> Exercise description: Hand back all records exactly, pictures omitted.

> Supplied material:

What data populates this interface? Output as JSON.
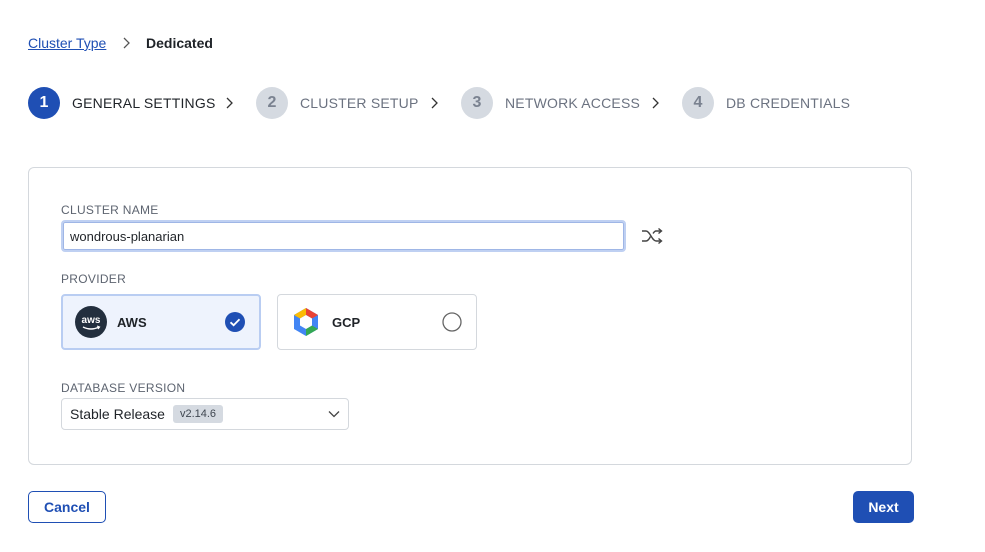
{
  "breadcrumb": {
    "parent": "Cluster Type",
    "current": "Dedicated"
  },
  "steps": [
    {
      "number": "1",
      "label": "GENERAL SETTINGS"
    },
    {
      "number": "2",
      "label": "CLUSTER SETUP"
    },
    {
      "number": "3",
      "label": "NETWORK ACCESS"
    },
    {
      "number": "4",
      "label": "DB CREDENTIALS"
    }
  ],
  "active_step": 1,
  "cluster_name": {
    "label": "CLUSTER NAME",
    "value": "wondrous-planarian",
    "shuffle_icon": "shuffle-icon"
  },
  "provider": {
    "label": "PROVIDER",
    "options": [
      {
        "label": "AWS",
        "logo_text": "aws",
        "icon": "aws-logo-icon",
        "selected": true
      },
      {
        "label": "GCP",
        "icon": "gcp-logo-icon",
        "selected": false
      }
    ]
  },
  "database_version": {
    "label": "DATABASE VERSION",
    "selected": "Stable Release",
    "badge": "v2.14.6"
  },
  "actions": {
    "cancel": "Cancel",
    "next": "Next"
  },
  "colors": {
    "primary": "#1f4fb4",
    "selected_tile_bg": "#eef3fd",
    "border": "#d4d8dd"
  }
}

> Output of the exercise:
What data populates this interface? Output as JSON.
{
  "breadcrumb": {
    "parent": "Cluster Type",
    "current": "Dedicated"
  },
  "steps": [
    {
      "number": "1",
      "label": "GENERAL SETTINGS"
    },
    {
      "number": "2",
      "label": "CLUSTER SETUP"
    },
    {
      "number": "3",
      "label": "NETWORK ACCESS"
    },
    {
      "number": "4",
      "label": "DB CREDENTIALS"
    }
  ],
  "active_step": 1,
  "cluster_name": {
    "label": "CLUSTER NAME",
    "value": "wondrous-planarian",
    "shuffle_icon": "shuffle-icon"
  },
  "provider": {
    "label": "PROVIDER",
    "options": [
      {
        "label": "AWS",
        "logo_text": "aws",
        "icon": "aws-logo-icon",
        "selected": true
      },
      {
        "label": "GCP",
        "icon": "gcp-logo-icon",
        "selected": false
      }
    ]
  },
  "database_version": {
    "label": "DATABASE VERSION",
    "selected": "Stable Release",
    "badge": "v2.14.6"
  },
  "actions": {
    "cancel": "Cancel",
    "next": "Next"
  },
  "colors": {
    "primary": "#1f4fb4",
    "selected_tile_bg": "#eef3fd",
    "border": "#d4d8dd"
  }
}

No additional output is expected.